Instead every morning I stare at my scar. The scar that 30 months ago rendered me permanently incapable of bearing children and reminds me every morning of that day as I get dressed for work. The scar that every morning I want to give the finger because the pain-free days it promised where a myth. The scar that throbbed as I spent an hour heaving from the pain and the side effects of the pain medication. The scar that Abby sees and asks me what it is.

Since I am not normal, the fever entails much different plans.  Exciting plans, but different nonetheless. At least we saved all of our paperwork from the first adoption so maybe it won’t take quite as long to go through the mounds of paperwork that accompany the paper-chase. Instead of counting days on an ovulation calendar, I look at the days on the calendar to calculate how long it will take to once again become “paper pregnant.”  Like my pregnant counterparts, I will spend those days praying to avoid a loss – a failed match – of which we had two our first go round. I look forward to the day we get the call about the match and the anticipation of bringing home a bundle of joy.

So while the fever brings painful reminders of the past, it also gives hope for the future. A hope that will bring a little brother or sister for Abby and will make our family of 3 a family of 4. We hope to start officially start the paperwork next Fall so until then I will focus on the preparations and count down in giddy excitement to adding a new member to our family.

chronic illnessfaithinfertility

My Identity Crisis

When I became a mom last year, I remember everyone telling me that I would no longer be just “Jamee” but instead I would be “Abby’s mom.”  I always laughed about it until one day I got a phone call from my mom.  She asked, “How’s my baby?”  Of course, I responded, “A little sleep deprived but I’m doing ok.”  She then said, “I wasn’t asking about you – I was asking about Abby!”

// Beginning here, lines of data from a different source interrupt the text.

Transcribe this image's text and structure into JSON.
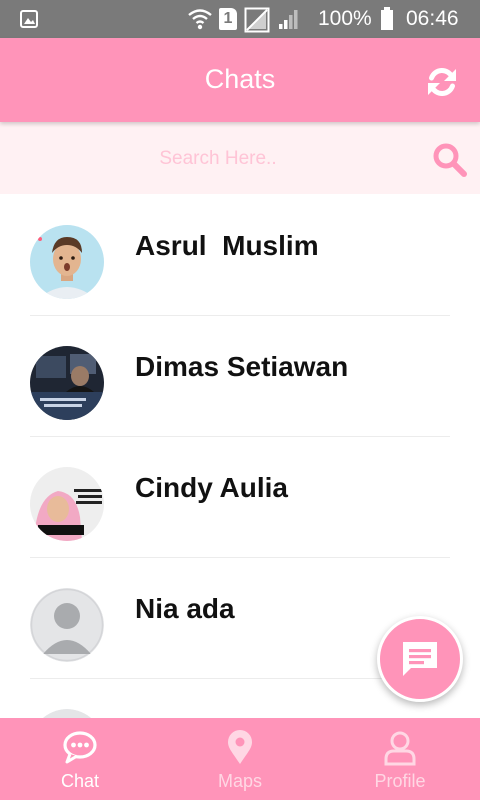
{
  "status_bar": {
    "battery": "100%",
    "time": "06:46",
    "sim_slot": "1",
    "icons": [
      "gallery-icon",
      "wifi-icon",
      "sim-icon",
      "no-sim-icon",
      "signal-icon",
      "battery-icon"
    ]
  },
  "app_bar": {
    "title": "Chats",
    "refresh_icon": "refresh-icon"
  },
  "search": {
    "placeholder": "Search Here..",
    "value": "",
    "icon": "search-icon"
  },
  "chats": [
    {
      "name": "Asrul  Muslim",
      "avatar": "photo"
    },
    {
      "name": "Dimas Setiawan",
      "avatar": "photo"
    },
    {
      "name": "Cindy Aulia",
      "avatar": "photo"
    },
    {
      "name": "Nia ada",
      "avatar": "default"
    }
  ],
  "fab": {
    "icon": "message-icon"
  },
  "bottom_nav": {
    "items": [
      {
        "label": "Chat",
        "icon": "chat-icon",
        "active": true
      },
      {
        "label": "Maps",
        "icon": "map-pin-icon",
        "active": false
      },
      {
        "label": "Profile",
        "icon": "person-icon",
        "active": false
      }
    ]
  },
  "colors": {
    "primary": "#ff94b9",
    "search_background": "#fff1f3",
    "status_bar": "#7a7a7a"
  }
}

Reality hit.  What people said was true!  I’m no longer Jamee instead I’m either Mommy or Abby’s Mom.  I have several favorite “mommy blogs” that I read that have posted awesome blogs about this loss of identity that comes with motherhood.  Two of my favorites are written by Katie and Blair.  What I love about these posts is that they talk about the side of motherhood that isn’t often shared.  I think every mom could go on for hours and gush about the joys and blessings of motherhood but often we struggle silently with the challenges that accompany the blessings.

But over the last couple week’s I’ve been thinking – does the same thing not happen with chronic illness?  As we shuffle between doctors’ appointment we often become the “fibro patient” or “endo patient” or maybe even “the patient that has so many things going on that we have absolutely no idea what to do so we’ll just avoid her as long as possible.”  I can’t help but think of the scene in Patch Adams where the students are taking a tour of the hospital and the instructor is telling the students about the patient with diabetes and all of her complications and Patch raises his hand to ask the instructor what her name is.  The doctor looks puzzled but replies “Margery” so Patch says hello to her by name.

How often do we long to be referred to by name?  How many times do we let our identities somehow become our illness?  I love the quote “labels are for jars, not people” but how often do we do it to ourselves?  We exist beyond our diagnosis.  The last couple weeks because of my flare, I have hardly looked beyond my pain.  I have retreated in many ways and become a shell of the woman I long to be.   As I was sitting in bed wrestling with these thoughts, I began to think about how my illness had affected my identity in three ways – as a woman, a wife, and a mother.  How can I move beyond allowing my diagnosis to dictate who I am and who I become?  Maybe you have found yourself asking the same questions.  Over the next couple weeks, I will be posting a series attempting to answer some of these questions.  My husband has even agreed to do a guest post!

Hopefully you will stick around for the series and hopefully we will find healing and encouragement together along the way!